The UV Sterilizers (check out the price on Amazon) use a UV light bulb to eliminate microscopic organisms that are floating freely in the water column. This is a great method of disinfection because they kill most bacteria, viruses, algae, and parasites. These sterilizing units will prevent any biofilm in the tank.
Although I do not like using chemicals unless there is no choice, I still have to list this method as well.
Warning: Avoid direct contact with skin, eyes, and clothing, as well as direct contact with animals or aquatic plants. It is recommended to use protective gear (goggles, gloves). Use it at your own risk!

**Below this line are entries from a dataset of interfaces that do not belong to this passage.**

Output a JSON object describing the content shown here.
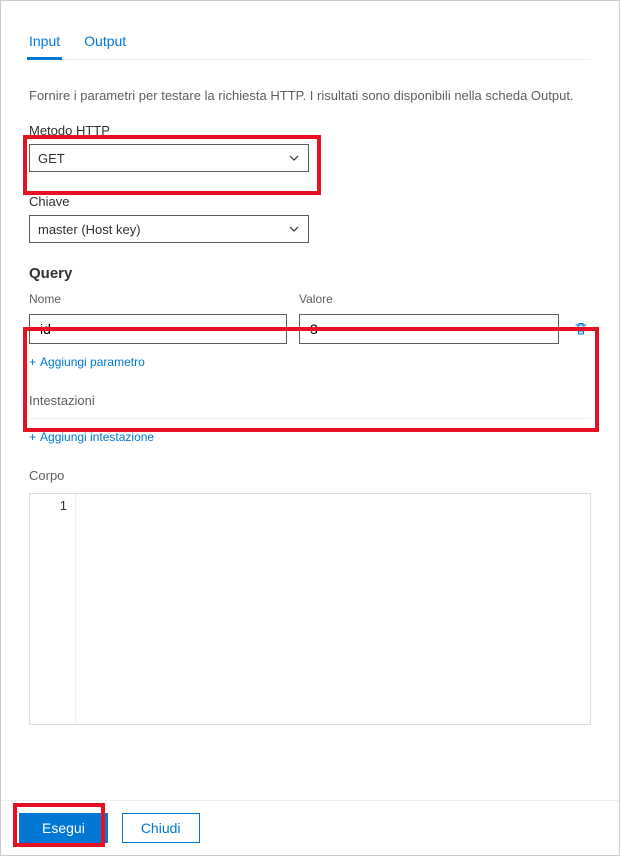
{
  "tabs": {
    "input": "Input",
    "output": "Output"
  },
  "description": "Fornire i parametri per testare la richiesta HTTP. I risultati sono disponibili nella scheda Output.",
  "method": {
    "label": "Metodo HTTP",
    "value": "GET"
  },
  "key": {
    "label": "Chiave",
    "value": "master (Host key)"
  },
  "query": {
    "title": "Query",
    "name_header": "Nome",
    "value_header": "Valore",
    "rows": [
      {
        "name": "id",
        "value": "3"
      }
    ],
    "add_label": "Aggiungi parametro"
  },
  "headers_section": {
    "label": "Intestazioni",
    "add_label": "Aggiungi intestazione"
  },
  "body_section": {
    "label": "Corpo",
    "line_number": "1"
  },
  "footer": {
    "run": "Esegui",
    "close": "Chiudi"
  },
  "plus_glyph": "+"
}
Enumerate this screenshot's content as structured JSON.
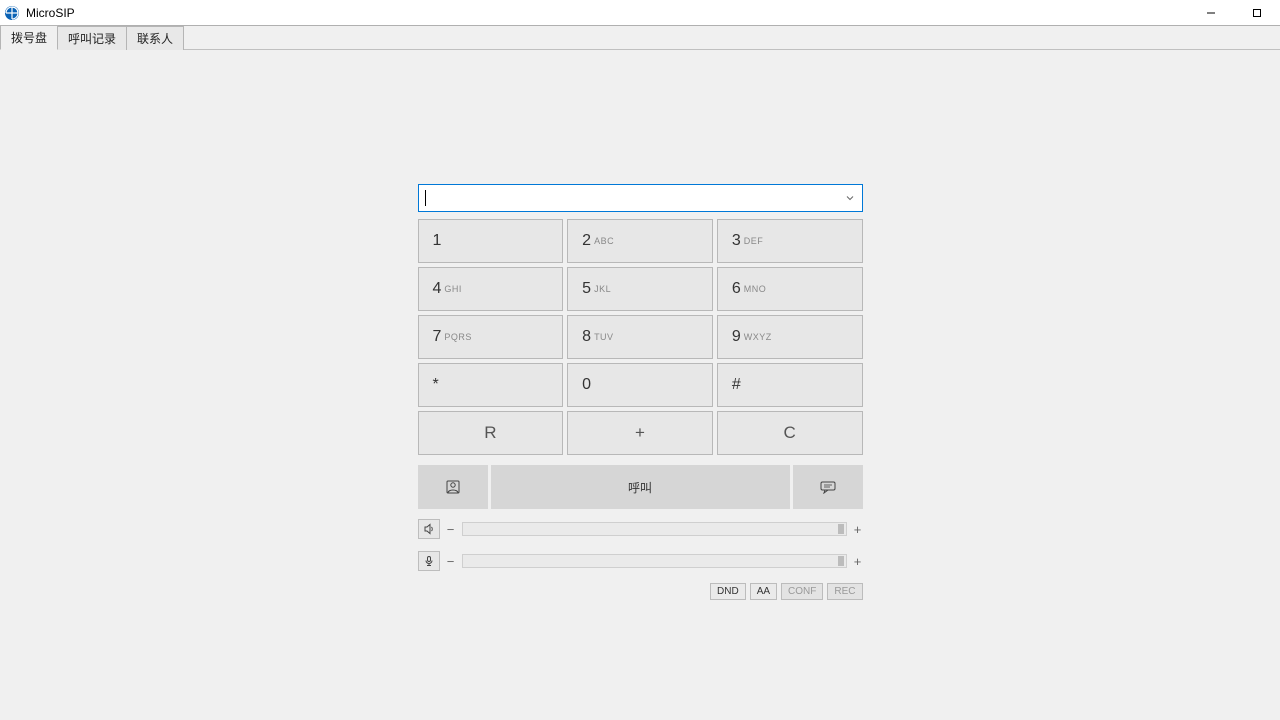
{
  "window": {
    "title": "MicroSIP"
  },
  "tabs": {
    "dialpad": "拨号盘",
    "call_log": "呼叫记录",
    "contacts": "联系人"
  },
  "dialer": {
    "number_value": "",
    "keys": {
      "k1": {
        "digit": "1",
        "letters": ""
      },
      "k2": {
        "digit": "2",
        "letters": "ABC"
      },
      "k3": {
        "digit": "3",
        "letters": "DEF"
      },
      "k4": {
        "digit": "4",
        "letters": "GHI"
      },
      "k5": {
        "digit": "5",
        "letters": "JKL"
      },
      "k6": {
        "digit": "6",
        "letters": "MNO"
      },
      "k7": {
        "digit": "7",
        "letters": "PQRS"
      },
      "k8": {
        "digit": "8",
        "letters": "TUV"
      },
      "k9": {
        "digit": "9",
        "letters": "WXYZ"
      },
      "kstar": {
        "digit": "*",
        "letters": ""
      },
      "k0": {
        "digit": "0",
        "letters": ""
      },
      "khash": {
        "digit": "#",
        "letters": ""
      },
      "kR": {
        "digit": "R"
      },
      "kplus": {
        "digit": "+"
      },
      "kC": {
        "digit": "C"
      }
    },
    "call_label": "呼叫",
    "vol": {
      "minus": "−",
      "plus": "+"
    },
    "toggles": {
      "dnd": "DND",
      "aa": "AA",
      "conf": "CONF",
      "rec": "REC"
    }
  }
}
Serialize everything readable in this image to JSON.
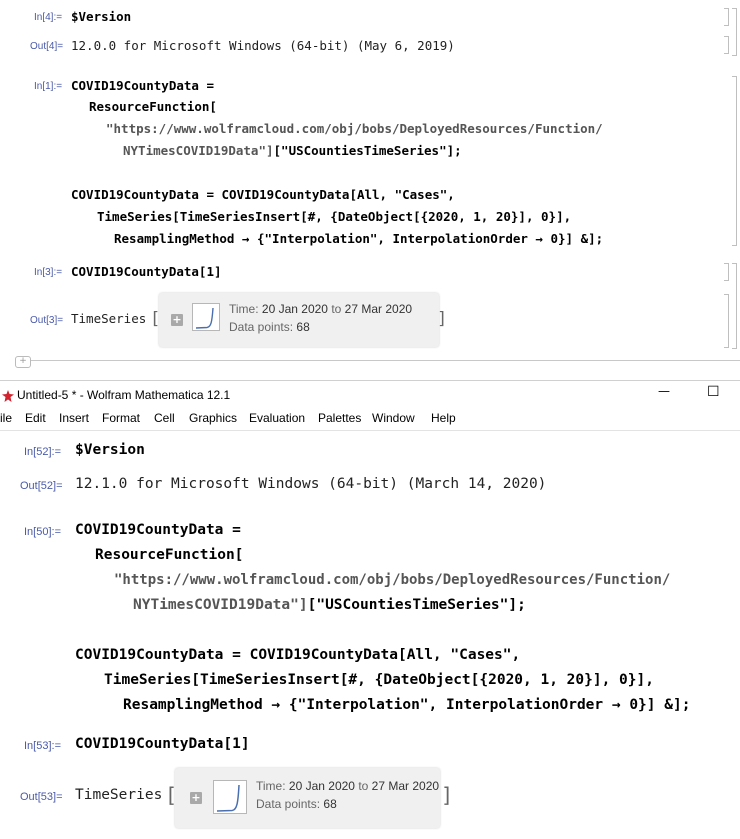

Sometimes aquarists use Hydrogen peroxide (3%) in spray bottles to eliminate biofilm. For the record, Hydrogen peroxide is commonly used as an oxidizer, bleaching agent and antiseptic. Hydrogen peroxide will simply erase it from the surface.
If hydrogen peroxide gets on the fish, shrimp, snail, etc. or even plants it can harm or even kill them!
Removing Underwater Biofilm
- Use a soft bristle brush (an old toothbrush will be good enough), and rinse in freshwater.
- Snails, shrimp and some fish species like Ottocinclusare your friends. They excellent biofilm and algae eaters.
In the context of aquarium keeping, Biofilms are a collection of microorganisms. They are always present in our tanks, to some degree. The formation and growth of biofilm may be affected by factors such as temperature, nutrient availability on the substrate, or time.
Of course, biofilms do not look good but they are not that dangerous unless you let them grow uncontrollably and do not take any measures to remove them.